New Family Court Chief describes merger as enormous challenge and calls on legal community to get on board – Politics
The man tasked with steering the most significant reform of the family law system in 40 years has described the task as an enormous challenge, at his swearing in ceremony in Melbourne.
William Alstergren has taken over as Chief Justice of the Family Court of Australia, as it prepares to merge with the Federal Circuit Court in the new year.
The Federal Government announced the change earlier this year. Attorney-General Christian Porter argued it was the best way to cut the crippling financial costs and serious delays experienced by people turning to the family law system to settle disputes.
Before an audience which included Mr Porter, Chief Justice of the High Court Susan Kiefel, and senior judges from around the country, Chief Justice Alstergren described his appointment as a “great honour”.
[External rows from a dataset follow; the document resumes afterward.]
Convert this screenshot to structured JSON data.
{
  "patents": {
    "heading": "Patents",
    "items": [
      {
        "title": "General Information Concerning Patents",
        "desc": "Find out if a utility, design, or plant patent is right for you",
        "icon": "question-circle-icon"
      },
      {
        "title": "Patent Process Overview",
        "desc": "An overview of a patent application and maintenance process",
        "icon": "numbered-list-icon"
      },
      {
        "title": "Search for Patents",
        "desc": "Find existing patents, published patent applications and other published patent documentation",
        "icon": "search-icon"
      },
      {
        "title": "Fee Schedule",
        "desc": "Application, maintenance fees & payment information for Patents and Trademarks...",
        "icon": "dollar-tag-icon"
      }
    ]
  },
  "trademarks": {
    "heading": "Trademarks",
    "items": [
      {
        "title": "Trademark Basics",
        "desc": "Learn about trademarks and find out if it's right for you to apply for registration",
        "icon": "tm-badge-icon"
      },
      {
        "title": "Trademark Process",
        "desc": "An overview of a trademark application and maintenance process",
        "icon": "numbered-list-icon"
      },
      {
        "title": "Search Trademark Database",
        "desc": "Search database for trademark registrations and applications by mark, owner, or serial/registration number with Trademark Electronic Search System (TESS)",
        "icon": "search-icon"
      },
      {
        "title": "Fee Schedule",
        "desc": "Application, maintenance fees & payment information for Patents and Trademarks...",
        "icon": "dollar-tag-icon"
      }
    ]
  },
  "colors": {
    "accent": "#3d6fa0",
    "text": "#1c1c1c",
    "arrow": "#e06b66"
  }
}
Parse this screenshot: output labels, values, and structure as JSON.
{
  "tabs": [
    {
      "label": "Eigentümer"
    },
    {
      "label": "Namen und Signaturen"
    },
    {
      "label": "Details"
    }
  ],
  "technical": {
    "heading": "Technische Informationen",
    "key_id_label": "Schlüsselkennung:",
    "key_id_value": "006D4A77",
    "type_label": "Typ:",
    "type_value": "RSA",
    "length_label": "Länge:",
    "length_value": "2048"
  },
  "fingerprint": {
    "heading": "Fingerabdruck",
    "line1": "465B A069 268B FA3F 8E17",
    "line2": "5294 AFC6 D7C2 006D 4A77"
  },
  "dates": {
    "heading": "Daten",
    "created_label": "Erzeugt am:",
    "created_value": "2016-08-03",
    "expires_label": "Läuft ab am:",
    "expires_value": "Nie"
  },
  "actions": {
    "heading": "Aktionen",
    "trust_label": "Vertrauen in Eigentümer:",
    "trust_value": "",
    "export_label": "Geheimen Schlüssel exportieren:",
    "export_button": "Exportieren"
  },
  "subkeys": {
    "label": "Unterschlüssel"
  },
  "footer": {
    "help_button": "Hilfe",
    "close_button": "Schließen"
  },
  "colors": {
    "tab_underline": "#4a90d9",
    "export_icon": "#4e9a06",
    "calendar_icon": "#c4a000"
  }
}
“We have an opportunity to unbridle ourselves of the burden of cynicism and negativity that is so often experienced by those seeking change in family law,” he said.
“This is of course an enormous challenge, we expect the support of the profession, the Government and the Opposition.”
Chief Justice Alstergren was the chief judge of the Federal Circuit Court, which he will soon also oversee in the merged-courts model.
“The hallmark of excellence in court administration is that people who come before our courts have trust and confident in our practices, can understand what we do and why we do it,” he said.
“We have not yet achieved that excellence as there are two courts exercising an almost-concurrent Family law jurisdiction, operating with distinct case-management approaches, and rules.
“This has led to significant complexity, inefficiencies, duplication, increased costs and most importantly, unacceptable delay. This has had a significant and direct effect upon the lives of many Australians, their families, and especially their children.”
The criticism levelled at the proposed merger has come from all fronts, with the legal community and former judges warning the reforms have been driven by spreadsheets rather than an understanding of the complexities of family disputes.
“Suffice it to say that good policy would never be made on the basis of quantitative data alone, even if it was entirely reliable,” former chief justice Diana Bryant said in a speech to the New South Wales Society of Labor Lawyers a week ago.
Legislation to merge the two courts is being scrutinised by a Senate committee, after the Lower House passed the bill.
“The Government has put restructure of the courts firmly in the spotlight, but it is unfortunate that because it is now in the form of legislation, without the opportunity for wide consultation, opposition to it can be labelled a political response,” Justice Bryant said.
“It should not have been so.”
Former attorney-general Robert McClelland was sworn in as Deputy Chief Justice, after being appointed to the Family Court bench in 2015.